It is difficult to determine which version of the process you are using when copying the process in this manner.
Copying a new version of the process is often messy process which involves first deleting the old version of the process before copying over the new version.
In many instances there are better and less painful alternatives to the above mentioned method.
Dell Boomi offers a feature called Process Library Management that fixes these issues….
Through the use of Atom Queues and Listeners a single process can spawn many iterations of a listening process. Each process spawned from a listener will execute asynchronously, independent of any other executions. By default, an Atom Queue listener will spawn an instance of the listening process every time a document is written to the queue. While this will work fine in cases with a low throughput, larger numbers of documents being processed will cause a large number of executions to get kicked off.

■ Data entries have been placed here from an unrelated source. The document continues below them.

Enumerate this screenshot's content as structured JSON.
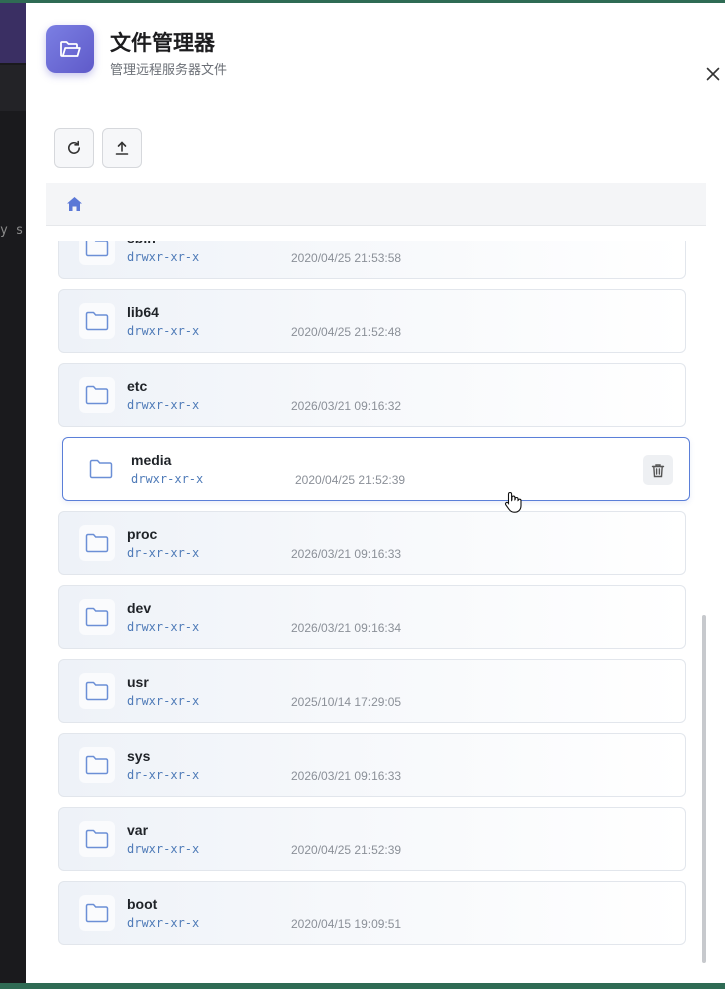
{
  "background": {
    "terminal_text": "y s"
  },
  "header": {
    "title": "文件管理器",
    "subtitle": "管理远程服务器文件",
    "icon": "folder-open-icon"
  },
  "toolbar": {
    "refresh_icon": "refresh-icon",
    "upload_icon": "upload-icon"
  },
  "breadcrumb": {
    "home_icon": "home-icon"
  },
  "files": [
    {
      "name": "sbin",
      "perm": "drwxr-xr-x",
      "date": "2020/04/25 21:53:58"
    },
    {
      "name": "lib64",
      "perm": "drwxr-xr-x",
      "date": "2020/04/25 21:52:48"
    },
    {
      "name": "etc",
      "perm": "drwxr-xr-x",
      "date": "2026/03/21 09:16:32"
    },
    {
      "name": "media",
      "perm": "drwxr-xr-x",
      "date": "2020/04/25 21:52:39",
      "hovered": true
    },
    {
      "name": "proc",
      "perm": "dr-xr-xr-x",
      "date": "2026/03/21 09:16:33"
    },
    {
      "name": "dev",
      "perm": "drwxr-xr-x",
      "date": "2026/03/21 09:16:34"
    },
    {
      "name": "usr",
      "perm": "drwxr-xr-x",
      "date": "2025/10/14 17:29:05"
    },
    {
      "name": "sys",
      "perm": "dr-xr-xr-x",
      "date": "2026/03/21 09:16:33"
    },
    {
      "name": "var",
      "perm": "drwxr-xr-x",
      "date": "2020/04/25 21:52:39"
    },
    {
      "name": "boot",
      "perm": "drwxr-xr-x",
      "date": "2020/04/15 19:09:51"
    }
  ],
  "colors": {
    "accent": "#6a67d6",
    "hover_border": "#5b7fd8",
    "perm_text": "#4f7bb8"
  }
}
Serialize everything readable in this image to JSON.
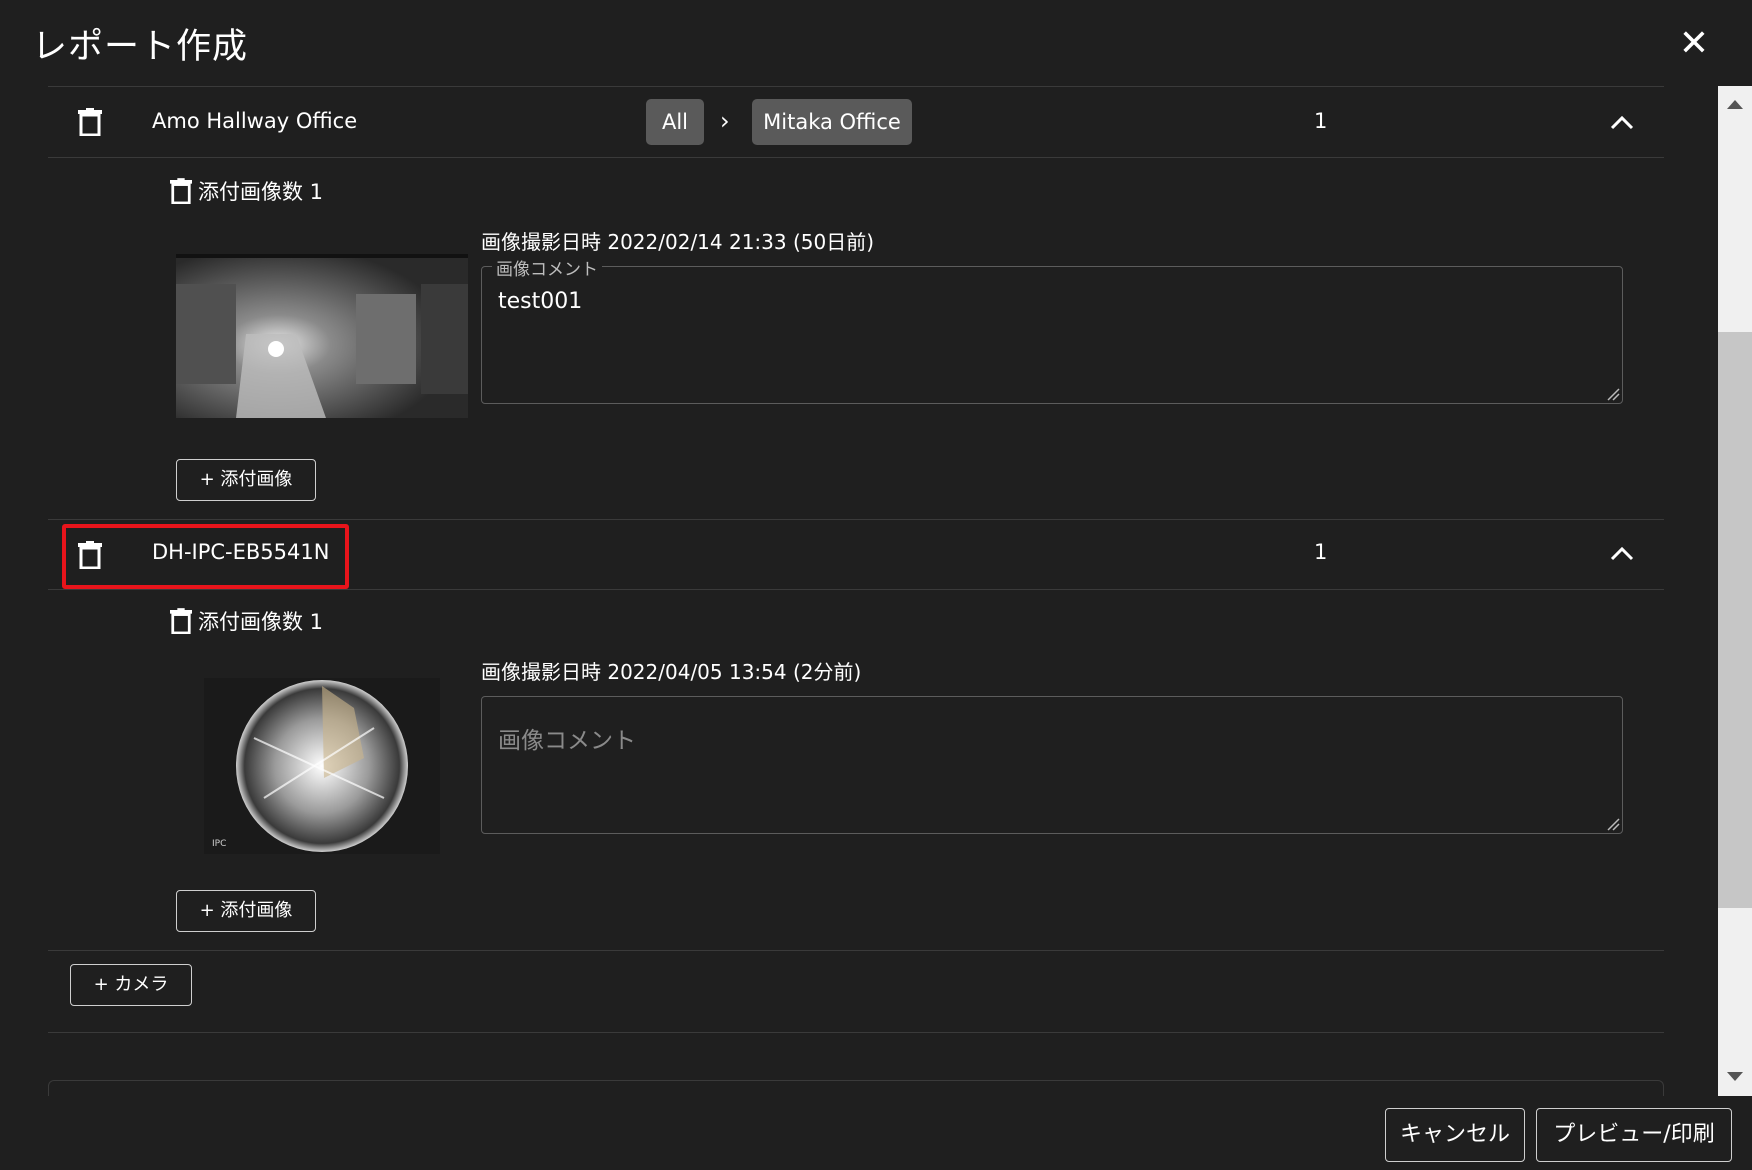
{
  "dialog": {
    "title": "レポート作成",
    "close_icon": "close-icon"
  },
  "cameras": [
    {
      "name": "Amo Hallway Office",
      "breadcrumb": [
        "All",
        "Mitaka Office"
      ],
      "count": "1",
      "attach_count_label": "添付画像数 1",
      "images": [
        {
          "shot_time": "画像撮影日時 2022/02/14 21:33 (50日前)",
          "comment_label": "画像コメント",
          "comment_value": "test001"
        }
      ],
      "add_image_label": "+ 添付画像"
    },
    {
      "name": "DH-IPC-EB5541N",
      "count": "1",
      "attach_count_label": "添付画像数 1",
      "images": [
        {
          "shot_time": "画像撮影日時 2022/04/05 13:54 (2分前)",
          "comment_placeholder": "画像コメント",
          "thumb_text": "IPC"
        }
      ],
      "add_image_label": "+ 添付画像"
    }
  ],
  "add_camera_label": "+ カメラ",
  "footer": {
    "cancel_label": "キャンセル",
    "preview_label": "プレビュー/印刷"
  },
  "colors": {
    "background": "#1f1f1f",
    "highlight": "#e8141b",
    "chip": "#5a5a5a"
  }
}
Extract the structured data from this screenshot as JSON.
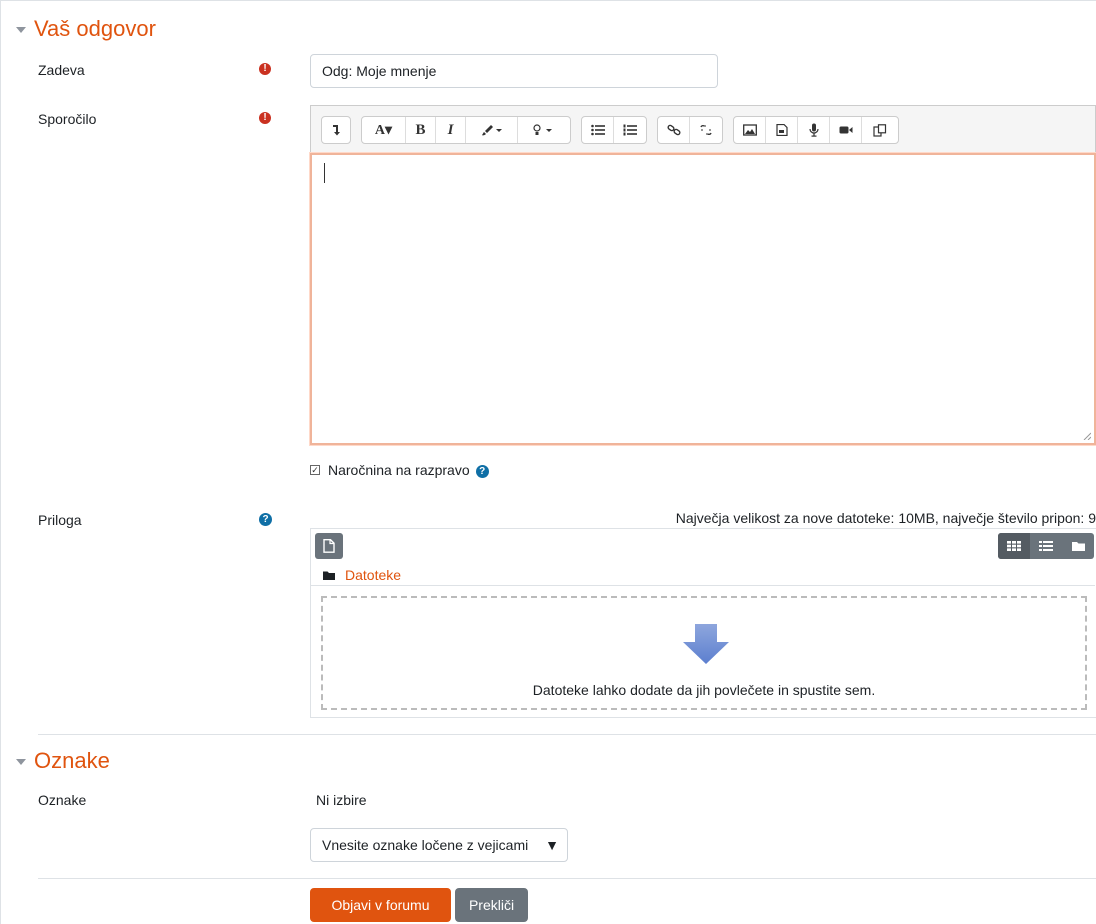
{
  "section_reply": {
    "title": "Vaš odgovor"
  },
  "subject": {
    "label": "Zadeva",
    "value": "Odg: Moje mnenje",
    "required_icon": "exclamation-circle-icon"
  },
  "message": {
    "label": "Sporočilo",
    "required_icon": "exclamation-circle-icon",
    "content": ""
  },
  "toolbar": {
    "items": [
      "collapse-icon",
      "font-icon",
      "bold-icon",
      "italic-icon",
      "brush-icon",
      "lightbulb-icon",
      "unordered-list-icon",
      "ordered-list-icon",
      "link-icon",
      "unlink-icon",
      "image-icon",
      "media-icon",
      "microphone-icon",
      "video-icon",
      "copy-icon"
    ],
    "font_glyph": "A▾",
    "bold_glyph": "B",
    "italic_glyph": "I"
  },
  "subscribe": {
    "label": "Naročnina na razpravo",
    "checked": true,
    "help_icon": "question-circle-icon"
  },
  "attachment": {
    "label": "Priloga",
    "help_icon": "question-circle-icon",
    "limits": "Največja velikost za nove datoteke: 10MB, največje število pripon: 9",
    "folder_label": "Datoteke",
    "drop_text": "Datoteke lahko dodate da jih povlečete in spustite sem."
  },
  "section_tags": {
    "title": "Oznake"
  },
  "tags": {
    "label": "Oznake",
    "selection": "Ni izbire",
    "placeholder": "Vnesite oznake ločene z vejicami",
    "arrow": "▼"
  },
  "actions": {
    "submit": "Objavi v forumu",
    "cancel": "Prekliči"
  },
  "colors": {
    "accent": "#e0540f",
    "required": "#ca3120",
    "help": "#0f6fa6",
    "secondary": "#6a737b"
  }
}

Many times when working with Microsoft Azure, it is necessary to read and write information to Microsoft Azure File Storage. Unfortunately, at this time Dell Boomi currently only supports a Microsoft Blob Storage Connector; one possible solution to this problem is to use Microsoft’s AzCopy utility to read and write information to Microsoft Azure File Storage.
AzCopy is a command-line Utility designed for copy data to and from Microsoft Azure Blob, File, and Table storage; but our purposes we will be using it to write data to Microsoft Azure File Storage.
AzCopy can be downloaded from this link (http://aka.ms/downloadazcopy). To install, simply follow the installation instructions.
One possible use of AzCopy is to upload newly created data files to Microsoft Azure File Storage. By doing so we can call AzCopy to upload the data files after we have finished creating them all rather…
Many times when a document cache is created for use in a lookup function, only a few values are actually needed. A typical approach to document caching would write an entire document to the cache, including unneeded values. This approach works fine when caching a small number of documents, but will perform worse as more documents need to be cached. A much more efficient approach is to only cache the elements of a document that are actually used.
Once a process is deployed, any debugging or error tracing is typically done through the process logs. Although this method of debugging answers where in the process and error occurred, the developer lacks the answer to a crucial debugging question: “What data caused this error?” In test mode, a developer can simply look at the Shape Source Data of the component where the error occurred. After deployment, that level of granular debugging is not present. So how can we see the documents that were passed through the process?